My father spoke initially of the blow to N.I.M.H. if Kelman’s termination were to be upheld. Next, he focused on the adverse impact the firing would have on staff morale. “It will be difficult for those of his colleagues who are personally acquainted with him to persuade themselves that the action of the Public Health Service was well considered,” my father wrote.
Then the letter turned to a subject that may have placed Kelman under suspicion. He had taken conscientious-objector status during the recently concluded Korean War, fulfilling his military-service obligation through nonmilitary means. The way he had handled his draft status, however, actually further illustrated his singular integrity, the letter argued. At the same time that the draft board was reviewing Kelman’s C.O. request, the Public Health Service had granted Kelman a fellowship relating to his then work at a psychiatric clinic.
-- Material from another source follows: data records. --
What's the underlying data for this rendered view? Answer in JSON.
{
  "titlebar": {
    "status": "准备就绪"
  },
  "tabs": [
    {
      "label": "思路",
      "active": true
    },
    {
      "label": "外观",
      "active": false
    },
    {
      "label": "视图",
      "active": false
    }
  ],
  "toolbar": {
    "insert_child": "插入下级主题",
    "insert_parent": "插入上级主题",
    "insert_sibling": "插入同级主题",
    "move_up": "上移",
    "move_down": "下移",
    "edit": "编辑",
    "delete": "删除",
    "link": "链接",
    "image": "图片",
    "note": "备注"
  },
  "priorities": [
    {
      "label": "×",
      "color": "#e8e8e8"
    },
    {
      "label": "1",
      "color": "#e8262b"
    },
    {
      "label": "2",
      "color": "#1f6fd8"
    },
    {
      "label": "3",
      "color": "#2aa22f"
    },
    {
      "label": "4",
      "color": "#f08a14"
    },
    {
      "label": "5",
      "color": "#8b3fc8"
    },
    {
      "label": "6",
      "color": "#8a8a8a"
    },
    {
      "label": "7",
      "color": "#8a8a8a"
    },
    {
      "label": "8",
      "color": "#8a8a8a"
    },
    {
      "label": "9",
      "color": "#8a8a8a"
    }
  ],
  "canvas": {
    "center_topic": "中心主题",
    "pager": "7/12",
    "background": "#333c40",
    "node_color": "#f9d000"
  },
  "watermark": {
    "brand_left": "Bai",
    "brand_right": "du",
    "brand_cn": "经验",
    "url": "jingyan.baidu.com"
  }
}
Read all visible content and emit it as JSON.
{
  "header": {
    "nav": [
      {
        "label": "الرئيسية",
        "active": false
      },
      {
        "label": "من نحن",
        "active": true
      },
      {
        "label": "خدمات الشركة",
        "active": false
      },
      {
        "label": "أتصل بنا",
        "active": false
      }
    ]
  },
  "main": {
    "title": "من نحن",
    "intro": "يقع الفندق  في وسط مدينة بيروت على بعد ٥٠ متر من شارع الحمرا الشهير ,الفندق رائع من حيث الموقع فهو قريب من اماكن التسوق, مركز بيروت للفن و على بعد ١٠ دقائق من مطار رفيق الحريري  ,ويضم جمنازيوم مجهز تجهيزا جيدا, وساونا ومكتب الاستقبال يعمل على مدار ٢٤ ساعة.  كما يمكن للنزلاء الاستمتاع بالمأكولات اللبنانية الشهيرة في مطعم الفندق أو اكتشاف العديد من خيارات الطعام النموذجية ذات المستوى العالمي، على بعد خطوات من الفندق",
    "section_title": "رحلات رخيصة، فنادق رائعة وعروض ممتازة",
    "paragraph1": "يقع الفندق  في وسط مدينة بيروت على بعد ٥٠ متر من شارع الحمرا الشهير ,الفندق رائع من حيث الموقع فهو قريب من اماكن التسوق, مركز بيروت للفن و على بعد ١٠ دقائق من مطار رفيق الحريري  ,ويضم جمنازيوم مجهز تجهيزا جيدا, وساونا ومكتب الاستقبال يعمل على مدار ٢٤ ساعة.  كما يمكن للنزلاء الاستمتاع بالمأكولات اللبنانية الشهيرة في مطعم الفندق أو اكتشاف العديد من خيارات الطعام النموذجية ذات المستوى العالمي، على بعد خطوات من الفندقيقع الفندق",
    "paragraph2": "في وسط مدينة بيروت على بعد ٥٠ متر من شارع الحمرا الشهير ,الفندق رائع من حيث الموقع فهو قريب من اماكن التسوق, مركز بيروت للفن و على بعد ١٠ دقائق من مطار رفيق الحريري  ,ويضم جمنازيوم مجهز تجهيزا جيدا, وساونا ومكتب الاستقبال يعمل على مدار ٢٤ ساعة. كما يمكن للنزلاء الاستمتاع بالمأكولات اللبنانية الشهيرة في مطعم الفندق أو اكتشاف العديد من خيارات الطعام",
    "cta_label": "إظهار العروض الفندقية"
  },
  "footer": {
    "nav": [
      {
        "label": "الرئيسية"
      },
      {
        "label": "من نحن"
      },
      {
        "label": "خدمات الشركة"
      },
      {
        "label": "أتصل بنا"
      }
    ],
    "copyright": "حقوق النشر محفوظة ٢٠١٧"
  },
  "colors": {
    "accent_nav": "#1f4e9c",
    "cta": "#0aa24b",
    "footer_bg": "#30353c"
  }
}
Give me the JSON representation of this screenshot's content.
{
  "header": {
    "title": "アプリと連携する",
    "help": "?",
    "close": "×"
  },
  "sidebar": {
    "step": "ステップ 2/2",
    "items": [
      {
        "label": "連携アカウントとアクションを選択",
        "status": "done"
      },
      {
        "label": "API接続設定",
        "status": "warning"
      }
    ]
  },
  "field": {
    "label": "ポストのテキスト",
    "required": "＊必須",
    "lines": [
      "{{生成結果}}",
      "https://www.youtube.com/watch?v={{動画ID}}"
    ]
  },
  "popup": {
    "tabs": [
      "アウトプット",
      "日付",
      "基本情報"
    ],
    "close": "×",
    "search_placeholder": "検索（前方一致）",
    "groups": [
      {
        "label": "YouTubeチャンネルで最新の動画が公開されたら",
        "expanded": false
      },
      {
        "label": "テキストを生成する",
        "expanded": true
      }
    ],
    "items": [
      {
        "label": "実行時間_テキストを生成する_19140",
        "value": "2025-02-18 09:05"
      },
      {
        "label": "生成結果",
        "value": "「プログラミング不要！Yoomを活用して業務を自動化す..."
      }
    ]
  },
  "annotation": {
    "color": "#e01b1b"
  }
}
Recognizing the possible embarrassment his draft status might cause the service, Kelman had reported what was happening to the fellowship board in case it wished to postpone or retract the grant.
“This remarkable display of integrity and tact deeply impressed his colleagues as well as members of the Fellowship Board,” my father wrote. “The Fellowship was subsequently awarded to Dr. Kelman.”
Finally, my father addressed the loyalty issue head-on:
In addition to a close work relationship, Dr. Kelman and I have had considerable social contacts which have afforded us many opportunities to explore each other’s political views. I am firmly convinced of his loyalty. He is not simply “non-communist” but distinctly and emphatically “anti-communist.” His dedication to the principles of our democratic constitutional form of government is completely incompatible with any totalitarian views.... He has a full measure of courage which permits him to act in a manner consistent with his analysis of a situation and consistent with his basic democratic philosophy. He is neither a “starry-eyed” idealist nor a “wild-eyed” radical. He is, rather, a citizen who takes seriously his responsibilities to himself and to the community.
Dwight Eisenhower, bowing to political calculations, famously deleted from a stump speech his planned defense of his friend General George C. Marshall against one of Senator Joe McCarthy’s smears.
I wondered if the letter would be of interest to Kelman’s loved ones. An online obituary revealed, however, that his wife had died a year earlier and that they’d had no children.
Then I saw that there was a Herbert C. Kelman Institute in Austria devoted to “peacebuilding in international and intra-societal conflicts.” I wondered if they’d want to see it.
Finally, though, I found out that Herb himself is alive, at 94. As a professor emeritus, Kelman has a page on Harvard’s Web site. I e-mailed his assistant.
“Herb remembers you and your parents fondly and would love to read your father’s letter,” she responded. She advised me to mail it to the postal address of a senior-living center. She also forwarded to me an account Kelman had published about the incident in a professional newsletter in 1957.
It filled in the stark, missing details. In January 1956, Kelman was told he was being fired, effective one week later. He’d been found to be “unsuitable.” My father’s was one of five letters appended to Kelman’s appeal to Secretary Folsom. In May, the department’s “internal security” unit interviewed Kelman—for five hours—about his and his wife’s associations. In June 1956, Secretary Folsom rescinded the termination and apologized to Kelman.
Former president Obama recently observed that our nation’s “experiment in democracy is not self-executing.” That’s true, in fact, of all the treasured liberties our country affords. In small ways, we must step up when the moment arises. I had known about my father’s military service, but never about this other modest but fearless way in which he had served his country.
Glad my mother kept the letter.
Roger Parloff is a Washington, D.C.–based writer